== TASK GOAL ==
The answer is an exact repeat of the entries below, with the pictures omitted.
===
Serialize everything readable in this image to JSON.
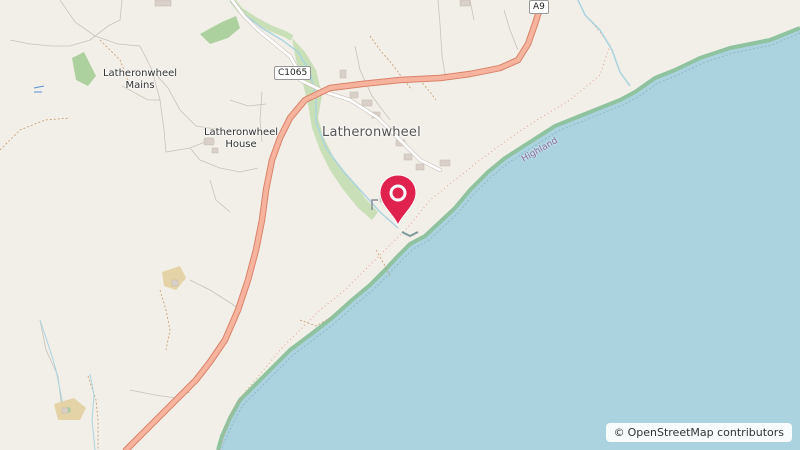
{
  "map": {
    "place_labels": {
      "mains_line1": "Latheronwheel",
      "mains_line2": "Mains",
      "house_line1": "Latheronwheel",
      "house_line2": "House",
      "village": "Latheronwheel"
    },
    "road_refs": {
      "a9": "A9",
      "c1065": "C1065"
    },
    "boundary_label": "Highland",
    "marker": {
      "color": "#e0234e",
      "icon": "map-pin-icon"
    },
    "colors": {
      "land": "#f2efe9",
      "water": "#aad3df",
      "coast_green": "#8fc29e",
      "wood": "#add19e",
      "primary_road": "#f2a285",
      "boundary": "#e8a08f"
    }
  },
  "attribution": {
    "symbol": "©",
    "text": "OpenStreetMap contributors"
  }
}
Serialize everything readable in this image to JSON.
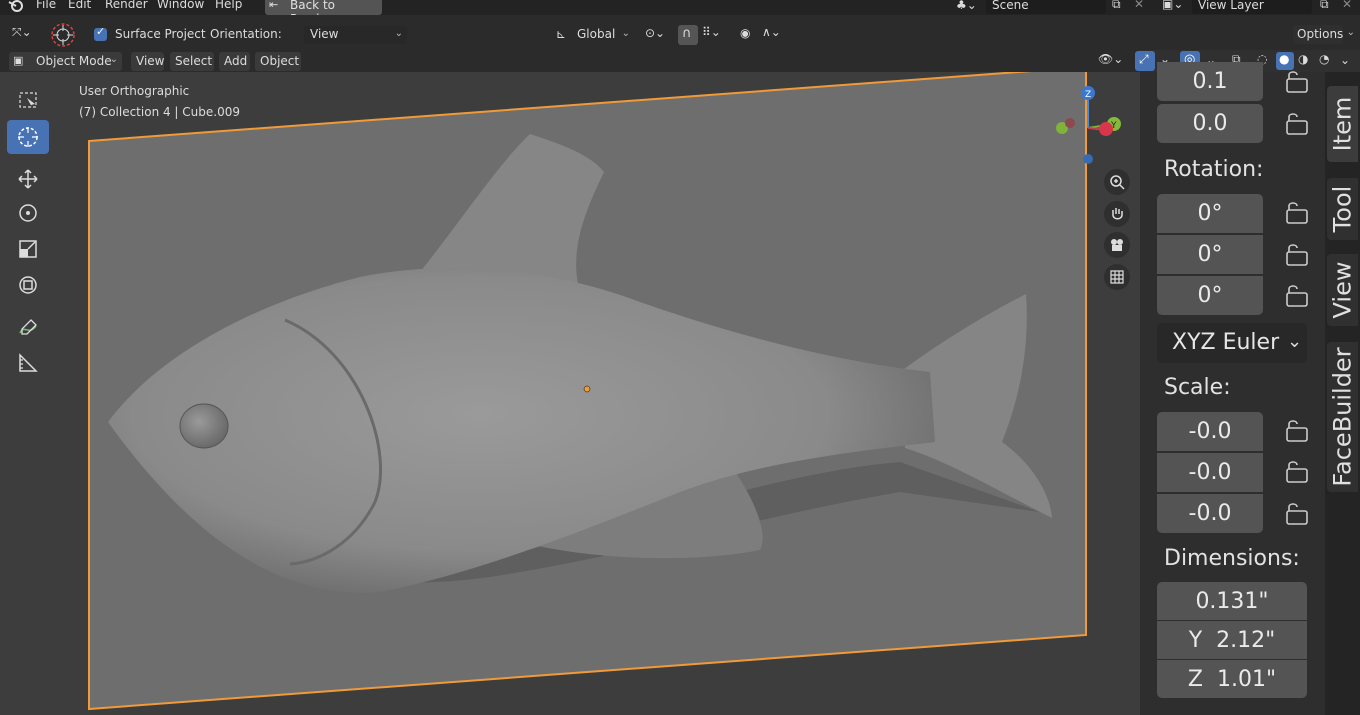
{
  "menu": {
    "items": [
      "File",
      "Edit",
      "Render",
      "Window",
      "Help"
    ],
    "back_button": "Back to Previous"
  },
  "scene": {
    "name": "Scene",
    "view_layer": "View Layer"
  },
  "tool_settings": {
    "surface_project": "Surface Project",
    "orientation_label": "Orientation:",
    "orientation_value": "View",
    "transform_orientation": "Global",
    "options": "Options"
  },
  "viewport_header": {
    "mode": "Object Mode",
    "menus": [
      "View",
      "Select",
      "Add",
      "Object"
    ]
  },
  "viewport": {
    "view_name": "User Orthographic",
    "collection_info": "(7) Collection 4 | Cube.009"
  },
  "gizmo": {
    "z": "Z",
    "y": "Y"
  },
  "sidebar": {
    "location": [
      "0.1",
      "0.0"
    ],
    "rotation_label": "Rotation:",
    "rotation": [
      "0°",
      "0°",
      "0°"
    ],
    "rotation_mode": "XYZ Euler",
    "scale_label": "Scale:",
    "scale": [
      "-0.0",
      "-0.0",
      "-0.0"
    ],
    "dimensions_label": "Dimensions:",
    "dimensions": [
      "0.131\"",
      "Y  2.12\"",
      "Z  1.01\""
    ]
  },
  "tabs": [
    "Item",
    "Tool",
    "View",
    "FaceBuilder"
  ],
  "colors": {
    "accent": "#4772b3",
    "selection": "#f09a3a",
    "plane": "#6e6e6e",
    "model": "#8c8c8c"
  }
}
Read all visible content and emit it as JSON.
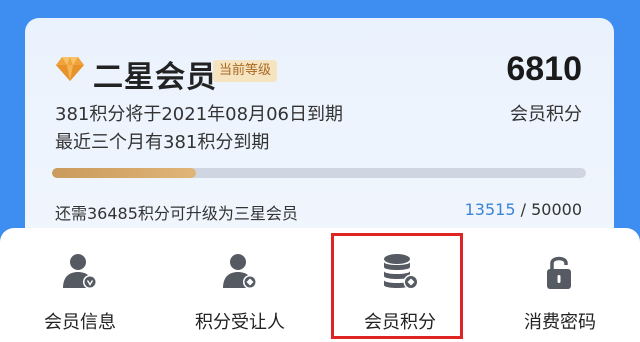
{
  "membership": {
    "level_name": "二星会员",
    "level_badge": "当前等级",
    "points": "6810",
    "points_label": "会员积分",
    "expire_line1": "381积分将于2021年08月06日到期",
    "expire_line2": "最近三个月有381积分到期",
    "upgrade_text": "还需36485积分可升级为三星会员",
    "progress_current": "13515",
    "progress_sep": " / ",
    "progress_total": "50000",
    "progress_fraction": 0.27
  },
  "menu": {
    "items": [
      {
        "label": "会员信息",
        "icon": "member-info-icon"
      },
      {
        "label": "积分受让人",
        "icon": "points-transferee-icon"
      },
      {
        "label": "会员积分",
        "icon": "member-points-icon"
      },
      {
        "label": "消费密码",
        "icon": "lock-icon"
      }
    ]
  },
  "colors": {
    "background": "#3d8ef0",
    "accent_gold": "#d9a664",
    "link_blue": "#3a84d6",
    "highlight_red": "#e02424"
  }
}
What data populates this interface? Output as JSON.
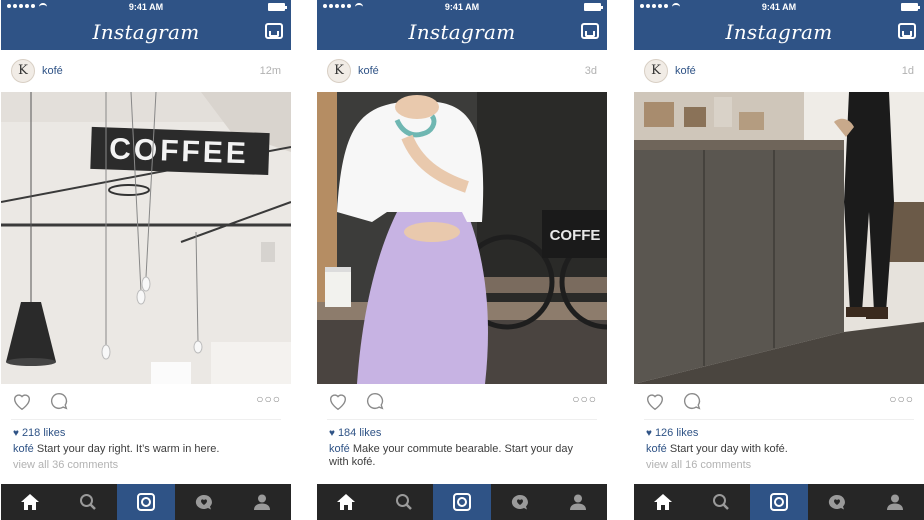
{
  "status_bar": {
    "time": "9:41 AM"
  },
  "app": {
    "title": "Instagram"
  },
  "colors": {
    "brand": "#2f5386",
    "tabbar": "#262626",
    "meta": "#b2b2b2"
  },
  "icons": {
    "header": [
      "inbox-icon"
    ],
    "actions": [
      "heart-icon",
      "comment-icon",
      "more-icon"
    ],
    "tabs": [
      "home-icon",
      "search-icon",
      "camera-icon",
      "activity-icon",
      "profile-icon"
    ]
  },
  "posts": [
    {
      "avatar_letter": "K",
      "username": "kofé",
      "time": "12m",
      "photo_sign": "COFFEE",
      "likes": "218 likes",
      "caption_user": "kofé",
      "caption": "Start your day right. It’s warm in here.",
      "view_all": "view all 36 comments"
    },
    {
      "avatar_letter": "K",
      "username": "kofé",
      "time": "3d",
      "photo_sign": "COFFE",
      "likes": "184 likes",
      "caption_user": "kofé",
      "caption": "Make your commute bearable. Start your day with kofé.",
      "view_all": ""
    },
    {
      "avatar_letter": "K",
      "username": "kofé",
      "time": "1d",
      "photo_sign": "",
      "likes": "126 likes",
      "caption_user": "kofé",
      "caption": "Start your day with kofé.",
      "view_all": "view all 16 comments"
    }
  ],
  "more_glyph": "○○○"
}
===
== THE COMPLETED TASK ==
Serialize everything readable in this image to JSON.
{
  "map": {
    "place_labels": {
      "mains_line1": "Latheronwheel",
      "mains_line2": "Mains",
      "house_line1": "Latheronwheel",
      "house_line2": "House",
      "village": "Latheronwheel"
    },
    "road_refs": {
      "a9": "A9",
      "c1065": "C1065"
    },
    "boundary_label": "Highland",
    "marker": {
      "color": "#e0234e",
      "icon": "map-pin-icon"
    },
    "colors": {
      "land": "#f2efe9",
      "water": "#aad3df",
      "coast_green": "#8fc29e",
      "wood": "#add19e",
      "primary_road": "#f2a285",
      "boundary": "#e8a08f"
    }
  },
  "attribution": {
    "symbol": "©",
    "text": "OpenStreetMap contributors"
  }
}
Serialize everything readable in this image to JSON.
{
  "menu": {
    "items": [
      "File",
      "Edit",
      "Render",
      "Window",
      "Help"
    ],
    "back_button": "Back to Previous"
  },
  "scene": {
    "name": "Scene",
    "view_layer": "View Layer"
  },
  "tool_settings": {
    "surface_project": "Surface Project",
    "orientation_label": "Orientation:",
    "orientation_value": "View",
    "transform_orientation": "Global",
    "options": "Options"
  },
  "viewport_header": {
    "mode": "Object Mode",
    "menus": [
      "View",
      "Select",
      "Add",
      "Object"
    ]
  },
  "viewport": {
    "view_name": "User Orthographic",
    "collection_info": "(7) Collection 4 | Cube.009"
  },
  "gizmo": {
    "z": "Z",
    "y": "Y"
  },
  "sidebar": {
    "location": [
      "0.1",
      "0.0"
    ],
    "rotation_label": "Rotation:",
    "rotation": [
      "0°",
      "0°",
      "0°"
    ],
    "rotation_mode": "XYZ Euler",
    "scale_label": "Scale:",
    "scale": [
      "-0.0",
      "-0.0",
      "-0.0"
    ],
    "dimensions_label": "Dimensions:",
    "dimensions": [
      "0.131\"",
      "Y  2.12\"",
      "Z  1.01\""
    ]
  },
  "tabs": [
    "Item",
    "Tool",
    "View",
    "FaceBuilder"
  ],
  "colors": {
    "accent": "#4772b3",
    "selection": "#f09a3a",
    "plane": "#6e6e6e",
    "model": "#8c8c8c"
  }
}
Read all visible content and emit it as JSON.
{
  "membership": {
    "level_name": "二星会员",
    "level_badge": "当前等级",
    "points": "6810",
    "points_label": "会员积分",
    "expire_line1": "381积分将于2021年08月06日到期",
    "expire_line2": "最近三个月有381积分到期",
    "upgrade_text": "还需36485积分可升级为三星会员",
    "progress_current": "13515",
    "progress_sep": " / ",
    "progress_total": "50000",
    "progress_fraction": 0.27
  },
  "menu": {
    "items": [
      {
        "label": "会员信息",
        "icon": "member-info-icon"
      },
      {
        "label": "积分受让人",
        "icon": "points-transferee-icon"
      },
      {
        "label": "会员积分",
        "icon": "member-points-icon"
      },
      {
        "label": "消费密码",
        "icon": "lock-icon"
      }
    ]
  },
  "colors": {
    "background": "#3d8ef0",
    "accent_gold": "#d9a664",
    "link_blue": "#3a84d6",
    "highlight_red": "#e02424"
  }
}
What data populates this interface? Output as JSON.
{
  "status_bar": {
    "time": "9:41 AM"
  },
  "app": {
    "title": "Instagram"
  },
  "colors": {
    "brand": "#2f5386",
    "tabbar": "#262626",
    "meta": "#b2b2b2"
  },
  "icons": {
    "header": [
      "inbox-icon"
    ],
    "actions": [
      "heart-icon",
      "comment-icon",
      "more-icon"
    ],
    "tabs": [
      "home-icon",
      "search-icon",
      "camera-icon",
      "activity-icon",
      "profile-icon"
    ]
  },
  "posts": [
    {
      "avatar_letter": "K",
      "username": "kofé",
      "time": "12m",
      "photo_sign": "COFFEE",
      "likes": "218 likes",
      "caption_user": "kofé",
      "caption": "Start your day right. It’s warm in here.",
      "view_all": "view all 36 comments"
    },
    {
      "avatar_letter": "K",
      "username": "kofé",
      "time": "3d",
      "photo_sign": "COFFE",
      "likes": "184 likes",
      "caption_user": "kofé",
      "caption": "Make your commute bearable. Start your day with kofé.",
      "view_all": ""
    },
    {
      "avatar_letter": "K",
      "username": "kofé",
      "time": "1d",
      "photo_sign": "",
      "likes": "126 likes",
      "caption_user": "kofé",
      "caption": "Start your day with kofé.",
      "view_all": "view all 16 comments"
    }
  ],
  "more_glyph": "○○○"
}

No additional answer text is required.